Maximum award amount
Period of performance
Optional Draft due
Expected notification date
Project start date
ALERT from SAM.gov: The first time you log in to SAM.gov after June 29, 2018, you’ll be asked to create a login.gov user account (if you don’t already have one). Going forward, you will use your login.gov username and password every time you log in to SAM.gov. Your current SAM.gov username and password will no longer work. If you are renewing or registering a new entity in SAM.gov, you must mail an original, signed notarized letter stating that you are the authorized Entity Administrator for the entity associated with the DUNS number. Read the FAQs to learn more about these process changes. Currently SAM.gov recommends that registrations and renewals submit their notarized letters at least 45 days in advance of expiration dates or anticipated needs. Please note that you will be unable to access Grants.gov Workspace or fillable application forms until your SAM.gov registration is active.

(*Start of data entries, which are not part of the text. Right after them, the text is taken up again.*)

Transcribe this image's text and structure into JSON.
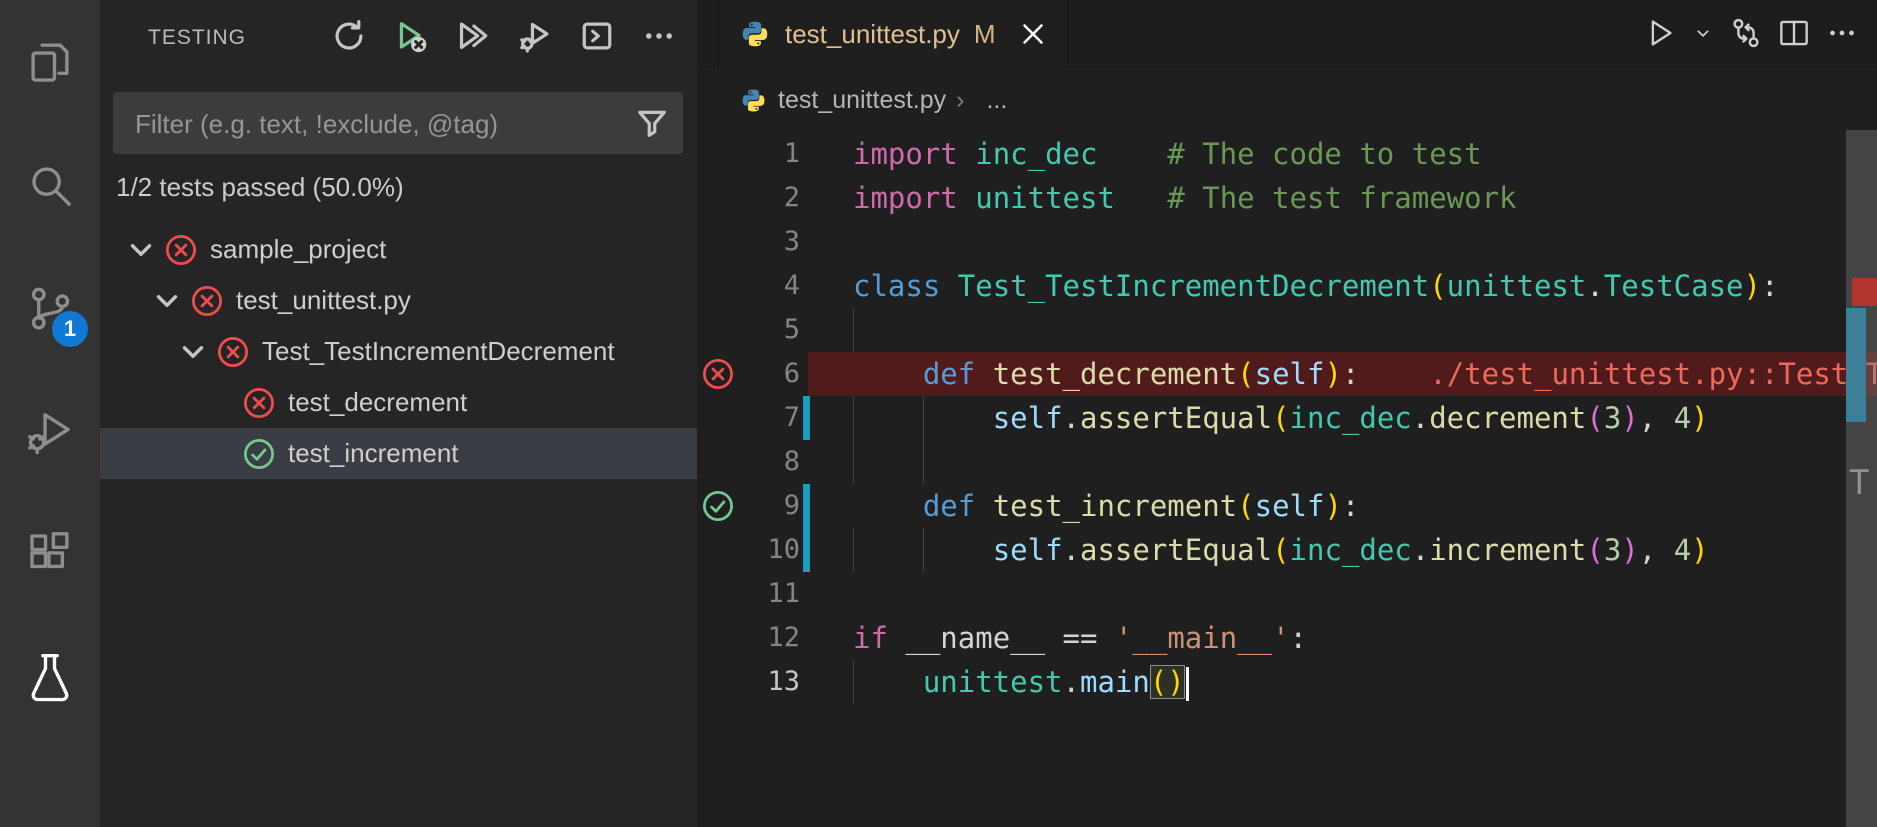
{
  "colors": {
    "fail_red": "#f14c4c",
    "pass_green": "#73c991",
    "modified_tan": "#e2c08d",
    "scm_badge_blue": "#0e7ad6",
    "change_bar_teal": "#1b9bbf",
    "error_row_bg": "#521b1b",
    "error_text": "#ea6a5c"
  },
  "activity_bar": {
    "icons": [
      "explorer-icon",
      "search-icon",
      "source-control-icon",
      "run-and-debug-icon",
      "extensions-icon",
      "testing-icon"
    ],
    "active_view": "testing",
    "source_control_badge": "1"
  },
  "sidebar": {
    "title": "TESTING",
    "toolbar_icons": [
      "refresh-tests-icon",
      "rerun-failed-tests-icon",
      "run-all-tests-icon",
      "debug-all-tests-icon",
      "show-output-icon",
      "more-actions-icon"
    ],
    "filter": {
      "placeholder": "Filter (e.g. text, !exclude, @tag)"
    },
    "status": "1/2 tests passed (50.0%)",
    "tree": [
      {
        "label": "sample_project",
        "state": "fail",
        "depth": 0,
        "expandable": true,
        "selected": false
      },
      {
        "label": "test_unittest.py",
        "state": "fail",
        "depth": 1,
        "expandable": true,
        "selected": false
      },
      {
        "label": "Test_TestIncrementDecrement",
        "state": "fail",
        "depth": 2,
        "expandable": true,
        "selected": false
      },
      {
        "label": "test_decrement",
        "state": "fail",
        "depth": 3,
        "expandable": false,
        "selected": false
      },
      {
        "label": "test_increment",
        "state": "pass",
        "depth": 3,
        "expandable": false,
        "selected": true
      }
    ]
  },
  "editor": {
    "tab": {
      "file": "test_unittest.py",
      "modified_badge": "M",
      "icon": "python"
    },
    "actions_icons": [
      "run-file-icon",
      "run-dropdown-chevron-icon",
      "open-changes-icon",
      "split-editor-icon",
      "more-actions-icon"
    ],
    "breadcrumb": {
      "file": "test_unittest.py",
      "separator": "›",
      "ellipsis": "..."
    },
    "code": {
      "lines": [
        {
          "n": 1,
          "tokens": [
            [
              "import",
              "kw"
            ],
            [
              " ",
              "pl"
            ],
            [
              "inc_dec",
              "type"
            ],
            [
              "    ",
              "pl"
            ],
            [
              "# The code to test",
              "com"
            ]
          ]
        },
        {
          "n": 2,
          "tokens": [
            [
              "import",
              "kw"
            ],
            [
              " ",
              "pl"
            ],
            [
              "unittest",
              "type"
            ],
            [
              "   ",
              "pl"
            ],
            [
              "# The test framework",
              "com"
            ]
          ]
        },
        {
          "n": 3,
          "tokens": []
        },
        {
          "n": 4,
          "tokens": [
            [
              "class",
              "bkw"
            ],
            [
              " ",
              "pl"
            ],
            [
              "Test_TestIncrementDecrement",
              "type"
            ],
            [
              "(",
              "br1"
            ],
            [
              "unittest",
              "type"
            ],
            [
              ".",
              "pl"
            ],
            [
              "TestCase",
              "type"
            ],
            [
              ")",
              "br1"
            ],
            [
              ":",
              "pl"
            ]
          ]
        },
        {
          "n": 5,
          "tokens": [],
          "guides": [
            0
          ]
        },
        {
          "n": 6,
          "tokens": [
            [
              "    ",
              "pl"
            ],
            [
              "def",
              "bkw"
            ],
            [
              " ",
              "pl"
            ],
            [
              "test_decrement",
              "fn"
            ],
            [
              "(",
              "br1"
            ],
            [
              "self",
              "self"
            ],
            [
              ")",
              "br1"
            ],
            [
              ":",
              "pl"
            ],
            [
              "    ",
              "pl"
            ],
            [
              "./test_unittest.py::Test_T",
              "err"
            ]
          ],
          "error": true,
          "icon": "fail"
        },
        {
          "n": 7,
          "tokens": [
            [
              "        ",
              "pl"
            ],
            [
              "self",
              "self"
            ],
            [
              ".",
              "pl"
            ],
            [
              "assertEqual",
              "fn"
            ],
            [
              "(",
              "br1"
            ],
            [
              "inc_dec",
              "type"
            ],
            [
              ".",
              "pl"
            ],
            [
              "decrement",
              "fn"
            ],
            [
              "(",
              "br2"
            ],
            [
              "3",
              "num"
            ],
            [
              ")",
              "br2"
            ],
            [
              ",",
              "pl"
            ],
            [
              " ",
              "pl"
            ],
            [
              "4",
              "num"
            ],
            [
              ")",
              "br1"
            ]
          ],
          "guides": [
            0,
            4
          ],
          "bar": true
        },
        {
          "n": 8,
          "tokens": [],
          "guides": [
            0,
            4
          ]
        },
        {
          "n": 9,
          "tokens": [
            [
              "    ",
              "pl"
            ],
            [
              "def",
              "bkw"
            ],
            [
              " ",
              "pl"
            ],
            [
              "test_increment",
              "fn"
            ],
            [
              "(",
              "br1"
            ],
            [
              "self",
              "self"
            ],
            [
              ")",
              "br1"
            ],
            [
              ":",
              "pl"
            ]
          ],
          "icon": "pass",
          "bar": true
        },
        {
          "n": 10,
          "tokens": [
            [
              "        ",
              "pl"
            ],
            [
              "self",
              "self"
            ],
            [
              ".",
              "pl"
            ],
            [
              "assertEqual",
              "fn"
            ],
            [
              "(",
              "br1"
            ],
            [
              "inc_dec",
              "type"
            ],
            [
              ".",
              "pl"
            ],
            [
              "increment",
              "fn"
            ],
            [
              "(",
              "br2"
            ],
            [
              "3",
              "num"
            ],
            [
              ")",
              "br2"
            ],
            [
              ",",
              "pl"
            ],
            [
              " ",
              "pl"
            ],
            [
              "4",
              "num"
            ],
            [
              ")",
              "br1"
            ]
          ],
          "guides": [
            0,
            4
          ],
          "bar": true
        },
        {
          "n": 11,
          "tokens": []
        },
        {
          "n": 12,
          "tokens": [
            [
              "if",
              "kw"
            ],
            [
              " ",
              "pl"
            ],
            [
              "__name__",
              "dunder"
            ],
            [
              " ",
              "pl"
            ],
            [
              "==",
              "pl"
            ],
            [
              " ",
              "pl"
            ],
            [
              "'__main__'",
              "str"
            ],
            [
              ":",
              "pl"
            ]
          ]
        },
        {
          "n": 13,
          "tokens": [
            [
              "    ",
              "pl"
            ],
            [
              "unittest",
              "type"
            ],
            [
              ".",
              "pl"
            ],
            [
              "main",
              "self"
            ],
            [
              "()",
              "brmatch"
            ]
          ],
          "guides": [
            0
          ],
          "active": true,
          "cursor": true
        }
      ]
    },
    "minimap": {
      "markers": [
        "error-marker",
        "changes-marker",
        "text-artifact"
      ]
    }
  }
}
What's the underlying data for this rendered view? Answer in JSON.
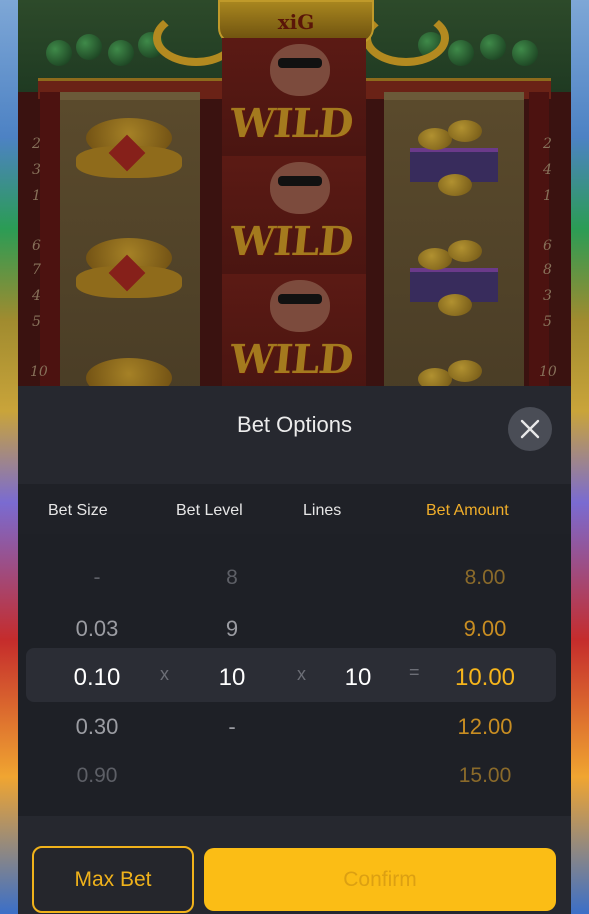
{
  "game": {
    "logo": "xiG",
    "wild_label": "WILD",
    "left_numbers": [
      "2",
      "3",
      "1",
      "6",
      "7",
      "4",
      "5",
      "10"
    ],
    "right_numbers": [
      "2",
      "4",
      "1",
      "6",
      "8",
      "3",
      "5",
      "10"
    ]
  },
  "modal": {
    "title": "Bet Options",
    "columns": {
      "bet_size": "Bet Size",
      "bet_level": "Bet Level",
      "lines": "Lines",
      "bet_amount": "Bet Amount"
    },
    "bet_size_options": [
      "-",
      "0.03",
      "0.10",
      "0.30",
      "0.90"
    ],
    "bet_level_options": [
      "8",
      "9",
      "10",
      "-"
    ],
    "lines_value": "10",
    "bet_amount_options": [
      "8.00",
      "9.00",
      "10.00",
      "12.00",
      "15.00"
    ],
    "operator_multiply": "x",
    "operator_equals": "=",
    "selected": {
      "bet_size": "0.10",
      "bet_level": "10",
      "lines": "10",
      "bet_amount": "10.00"
    },
    "max_bet_label": "Max Bet",
    "confirm_label": "Confirm"
  },
  "colors": {
    "accent": "#f6b51c",
    "panel_bg": "#26282f",
    "confirm_bg": "#fbbd15"
  }
}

The mission of this Challenge Grants program is to strengthen the institutional base of the humanities by enabling infrastructure development and capacity building. Awards aim to help institutions secure long-term support for their core activities and expand efforts to preserve and create access to outstanding humanities materials. Applications are welcome from colleges and universities, museums, public libraries, research institutions, historical societies and historic sites, scholarly associations, state humanities councils, and other public and nonprofit humanities entities. Programs that involve collaboration among multiple institutions are eligible as well, but one institution must serve as the lead applicant of record that will be legally, programmatically, and fiscally responsible for the award.
Through these awards organizations can increase their humanities capacity through capital expenditures to support the design, purchase, construction, restoration, or renovation of facilities for humanities activities and the purchase of equipment and software. Such expenditures bring long-term benefits to the institution and to the humanities more broadly.
Challenge grants may also support long-term humanities projects with funds invested in a restricted, short-term endowment or other investment fund (or spend-down fund) that generate expendable earnings to support and enhance ongoing humanities activities. Eligible activities include the preservation and conservation of humanities materials, and the sustaining of digital infrastructure for the humanities.
Fundraising is a critical part of NEH Challenge grant awards: up to 10 percent of total funds (federal matching funds plus certified gifts) may be used for fundraising costs during the period of performance.
Challenge funds (both federal matching funds and required nonfederal gifts) must enhance the humanities in the long term. Challenge grants should not merely replace funds already being expended, but instead should reflect careful strategic planning to strengthen and enrich an institution’s humanities activities. Institutions may use challenge funds to meet both ongoing and one-time humanities-related costs, provided that the long-term benefit of the expenditure can be demonstrated.
As soon as you know you're ready to apply for this grant, make sure you register for a SAM number/DUNS number, and for a grants.gov account as this is vital to the grants process. If you already have registered for these items, make sure they are up to date.
Begin by reading the full grant guidelines and studying the application. The files are linked below. You want to ensure you understand all the expectations and restrictions for projects delivered under this grant and are prepared to write the most effective application.
Download Application Materials
Sample Application Narratives
Be sure to follow the instructions outlined in the guidelines and in the grants.gov instructions.
You will receive a confirmation from grants.gov when you've successfully submitted your application.
After you submit your application, Grants.gov will send you up to five e-mail messages confirming receipt of your application. These messages represent different stages in the application acceptance process. You should verify that you have received all confirmation messages. Please note that email filters may send these messages to your spam or junk folder.